> **THE TASK**: For every line in the records below that holds "klienta", make a copy.

[Website and app data records]
# # # # # # #

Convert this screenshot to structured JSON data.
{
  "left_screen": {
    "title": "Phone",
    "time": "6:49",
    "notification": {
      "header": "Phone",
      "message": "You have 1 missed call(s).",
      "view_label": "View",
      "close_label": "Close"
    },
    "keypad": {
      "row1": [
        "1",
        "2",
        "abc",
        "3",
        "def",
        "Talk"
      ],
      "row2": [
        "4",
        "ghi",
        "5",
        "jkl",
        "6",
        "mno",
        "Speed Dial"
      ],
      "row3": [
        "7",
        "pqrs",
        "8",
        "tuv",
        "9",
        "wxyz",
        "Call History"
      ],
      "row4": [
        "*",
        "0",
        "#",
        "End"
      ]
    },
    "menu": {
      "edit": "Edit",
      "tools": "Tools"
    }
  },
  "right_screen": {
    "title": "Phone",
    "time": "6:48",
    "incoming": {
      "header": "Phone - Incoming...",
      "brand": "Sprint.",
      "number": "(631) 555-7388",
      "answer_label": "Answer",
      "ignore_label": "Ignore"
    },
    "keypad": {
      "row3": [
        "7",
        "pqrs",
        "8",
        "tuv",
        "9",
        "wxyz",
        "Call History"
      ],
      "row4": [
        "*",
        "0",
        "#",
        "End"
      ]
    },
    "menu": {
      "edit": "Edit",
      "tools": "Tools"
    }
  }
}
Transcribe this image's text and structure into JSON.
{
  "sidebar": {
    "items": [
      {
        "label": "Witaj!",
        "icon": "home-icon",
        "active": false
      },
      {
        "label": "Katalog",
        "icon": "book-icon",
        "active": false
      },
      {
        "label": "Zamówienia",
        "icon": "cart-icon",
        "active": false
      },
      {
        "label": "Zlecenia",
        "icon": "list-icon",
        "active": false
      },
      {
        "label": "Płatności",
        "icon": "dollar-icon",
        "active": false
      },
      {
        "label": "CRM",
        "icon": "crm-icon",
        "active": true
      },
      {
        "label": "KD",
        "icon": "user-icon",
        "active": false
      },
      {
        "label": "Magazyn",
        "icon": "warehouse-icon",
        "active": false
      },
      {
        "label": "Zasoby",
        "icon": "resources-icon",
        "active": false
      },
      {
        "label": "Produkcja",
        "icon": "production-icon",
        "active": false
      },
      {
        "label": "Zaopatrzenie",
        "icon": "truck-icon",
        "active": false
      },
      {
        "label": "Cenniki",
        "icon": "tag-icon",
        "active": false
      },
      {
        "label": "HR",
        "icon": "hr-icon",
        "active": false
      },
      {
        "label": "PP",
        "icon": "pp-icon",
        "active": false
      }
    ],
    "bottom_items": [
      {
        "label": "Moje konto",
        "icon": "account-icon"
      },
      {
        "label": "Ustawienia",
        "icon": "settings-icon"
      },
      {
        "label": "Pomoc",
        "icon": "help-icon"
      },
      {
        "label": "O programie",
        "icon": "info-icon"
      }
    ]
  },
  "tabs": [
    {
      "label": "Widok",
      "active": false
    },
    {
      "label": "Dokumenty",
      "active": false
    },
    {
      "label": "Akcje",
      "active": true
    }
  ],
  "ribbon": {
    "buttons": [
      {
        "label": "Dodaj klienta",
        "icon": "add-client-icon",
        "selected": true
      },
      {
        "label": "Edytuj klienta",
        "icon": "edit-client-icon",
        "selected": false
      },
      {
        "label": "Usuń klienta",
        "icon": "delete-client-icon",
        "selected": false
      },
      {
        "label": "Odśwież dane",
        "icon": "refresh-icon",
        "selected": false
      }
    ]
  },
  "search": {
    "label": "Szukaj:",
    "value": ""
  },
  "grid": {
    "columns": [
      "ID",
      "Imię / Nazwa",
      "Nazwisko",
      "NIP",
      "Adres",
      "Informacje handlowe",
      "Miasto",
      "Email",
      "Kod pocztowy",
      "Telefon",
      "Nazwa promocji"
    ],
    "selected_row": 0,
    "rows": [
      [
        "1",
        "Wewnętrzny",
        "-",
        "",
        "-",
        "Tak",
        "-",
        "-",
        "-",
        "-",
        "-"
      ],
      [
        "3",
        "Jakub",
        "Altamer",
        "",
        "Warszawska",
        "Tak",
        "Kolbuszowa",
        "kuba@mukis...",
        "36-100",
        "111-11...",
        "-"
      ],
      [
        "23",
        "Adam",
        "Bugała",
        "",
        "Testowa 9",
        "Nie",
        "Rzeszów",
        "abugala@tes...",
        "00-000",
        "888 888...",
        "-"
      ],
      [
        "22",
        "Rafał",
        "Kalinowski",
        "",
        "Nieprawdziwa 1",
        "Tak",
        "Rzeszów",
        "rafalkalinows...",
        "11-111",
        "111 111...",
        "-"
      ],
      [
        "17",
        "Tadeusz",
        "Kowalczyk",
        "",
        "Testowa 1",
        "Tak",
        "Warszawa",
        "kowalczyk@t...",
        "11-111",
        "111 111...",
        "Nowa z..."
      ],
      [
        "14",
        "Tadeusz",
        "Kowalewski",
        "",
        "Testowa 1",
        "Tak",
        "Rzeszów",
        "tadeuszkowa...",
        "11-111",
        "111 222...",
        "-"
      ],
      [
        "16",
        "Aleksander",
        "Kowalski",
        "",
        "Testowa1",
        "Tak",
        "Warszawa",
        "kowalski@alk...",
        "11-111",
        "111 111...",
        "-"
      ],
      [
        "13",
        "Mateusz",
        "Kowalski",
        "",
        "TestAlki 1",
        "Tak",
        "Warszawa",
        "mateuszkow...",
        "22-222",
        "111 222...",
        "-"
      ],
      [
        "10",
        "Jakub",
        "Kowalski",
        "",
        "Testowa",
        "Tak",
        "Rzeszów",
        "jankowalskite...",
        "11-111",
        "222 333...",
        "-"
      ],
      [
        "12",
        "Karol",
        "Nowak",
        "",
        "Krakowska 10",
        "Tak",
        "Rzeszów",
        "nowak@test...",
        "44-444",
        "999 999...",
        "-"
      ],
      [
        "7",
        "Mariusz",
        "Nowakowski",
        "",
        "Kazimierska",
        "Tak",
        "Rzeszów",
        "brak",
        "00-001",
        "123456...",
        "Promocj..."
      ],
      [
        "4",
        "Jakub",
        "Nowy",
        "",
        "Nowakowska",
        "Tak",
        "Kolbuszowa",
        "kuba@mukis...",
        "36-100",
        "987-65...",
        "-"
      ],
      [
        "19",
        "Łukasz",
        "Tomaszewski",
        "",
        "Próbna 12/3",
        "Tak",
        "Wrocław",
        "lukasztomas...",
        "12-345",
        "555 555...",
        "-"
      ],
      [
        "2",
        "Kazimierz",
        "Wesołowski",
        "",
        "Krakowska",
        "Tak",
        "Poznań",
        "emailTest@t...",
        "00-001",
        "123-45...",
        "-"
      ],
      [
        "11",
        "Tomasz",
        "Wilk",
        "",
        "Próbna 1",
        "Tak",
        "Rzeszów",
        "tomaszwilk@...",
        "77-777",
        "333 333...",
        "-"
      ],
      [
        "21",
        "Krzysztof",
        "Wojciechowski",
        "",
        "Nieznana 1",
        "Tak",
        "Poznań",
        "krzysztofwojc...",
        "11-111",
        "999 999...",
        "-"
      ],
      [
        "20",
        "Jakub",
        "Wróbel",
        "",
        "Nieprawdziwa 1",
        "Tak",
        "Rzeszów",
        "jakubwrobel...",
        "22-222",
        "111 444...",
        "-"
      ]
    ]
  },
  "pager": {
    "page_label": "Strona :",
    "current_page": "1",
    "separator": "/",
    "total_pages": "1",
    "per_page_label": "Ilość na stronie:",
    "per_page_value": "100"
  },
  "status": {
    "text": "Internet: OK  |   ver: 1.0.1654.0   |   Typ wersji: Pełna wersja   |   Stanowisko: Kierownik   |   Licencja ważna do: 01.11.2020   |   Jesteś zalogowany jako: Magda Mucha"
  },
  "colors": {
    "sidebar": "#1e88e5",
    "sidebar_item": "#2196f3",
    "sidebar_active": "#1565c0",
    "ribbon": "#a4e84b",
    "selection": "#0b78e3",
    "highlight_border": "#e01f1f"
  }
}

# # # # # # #

> **EXPECTED OUTPUT**:
        "label": "Dodaj klienta",
        "label": "Edytuj klienta",
        "label": "Usuń klienta",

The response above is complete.